In our house, we call edgeplaying with boundaries “Whale Legs.”  Let me explain, whales have little  vestigial leg bones hidden in their tales, that are left over from a time when they roamed the earth instead of swimming through the sea. Sometimes there are boundaries I’ve held unexamined for 10 years, holdouts from a place and time where I was a very different person, and sometimes as scary as I imagine it must have been for the little whale to realize that it no longer needed its legs, it’s equally powerful for the whale to realize it can glide through the water no longer inhibited by unnecessary boundaries uh…. Appendages ;)

In the last year while vigorously working on piecing together this novel, I’ve simultaneously been doing intense work in my personal life.  I’ve vanilla dated someone for the first time in years, playing hi-femme to their butch proving again to myself that there is no lasting spark in that relationship structure for me, that I’m regardless of the gender presentation that works well for me, I’m just a funny boy and that without the D/s I’m just bored and uninterested. At my core I’m an edge player and pushed myself to the limits this year challenging one of my oldest and most deeply held boundaries by giving consent for my Daddy to travel half-way around to world to visit someone who had become their long-term girlfriend, and I didn’t break.  Let me repeat, I didn’t break.

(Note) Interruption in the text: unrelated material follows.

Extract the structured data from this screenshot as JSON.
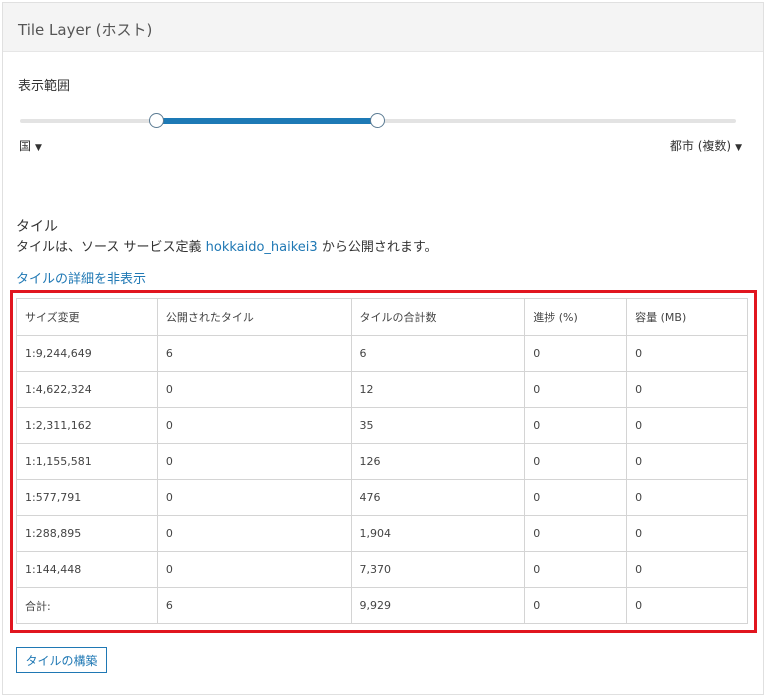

Working on Roving Pack gave me this level of healing and closure that I didn’t even know I was looking for. A month ago I sat in tears, the realization washing over me that all these years later my boundaries were still constructed out of fear. I realized in that moment that nearly all of the boundaries that I’d set especially around polyamory were about trying to prevent myself from ever being hurt again in the ways that ex’s had nearly destroyed me. I realized in that moment that my boundaries had always been set in survival mode that they were the boundaries of a young orphaned leather boi whose heart was bruised.  These were boundaries about trying to prevent something bad from happening, to prevent someone from leaving me. It was scary to realize that all these years later I was still working through the scars left by others. I came to a place as I finished Roving Pack where I could say that I don’t want to wield boundaries in an effort to keep myself from getting hurt, it didn’t work back then, despite my fortress of boundaries I was always left and hurt.  I have been my Daddy’s Private Property for nearly eight years now. I know intimately and daily that I am safe, and cherished and cared for, but it’s not because of the boundaries I might set.

Fear is a powerful weapon in my history, and it fucked me up a little to realize that there was this big area where I had subconsciously still been giving it a lot of power in a false effort to keep myself safe.  Working through Roving Pack was a major part of getting me here.  As I laid down the final edits to the book, hit save that final time and sent it to the copyeditor I was left with an overwhelming sense of calm. I get into the most trouble when I attempt to be something that I’m not, or attempt to align myself or my life with someone else’s (even queer folks) perception of what is normal, or good.  This year has been a lot of challenging these norms for myself. It’s been about owning on a deeper level that my life doesn’t look how most queer folks think it should – my primary partnership is built on love and D/s but not sexual attraction, I’m not interested in egalitarian dating folks in my community, and despite the presentation that works well for me “femme” isn’t a community or identity that holds much pull for me, an I was able to reach these places of deep understanding because of my work on Roving Pack.

I’m a little anxious to actually talk about the things that this novel has taught me, and the unexpected transformative quality of writing it. I’m nervous that it will make the novel or my relationship to it seem somehow self-indulgent, but that’s a risk I have to take if I’m going to be honest with myself, my family, and my community about what this book has meant to me. At it’s core my work is about a search for self, home, and community within queerness. If I truly believe that, which I do, then it’s important that I own my own struggles and work towards cutting free from the expectations of how our queer lives should or shouldn’t  look.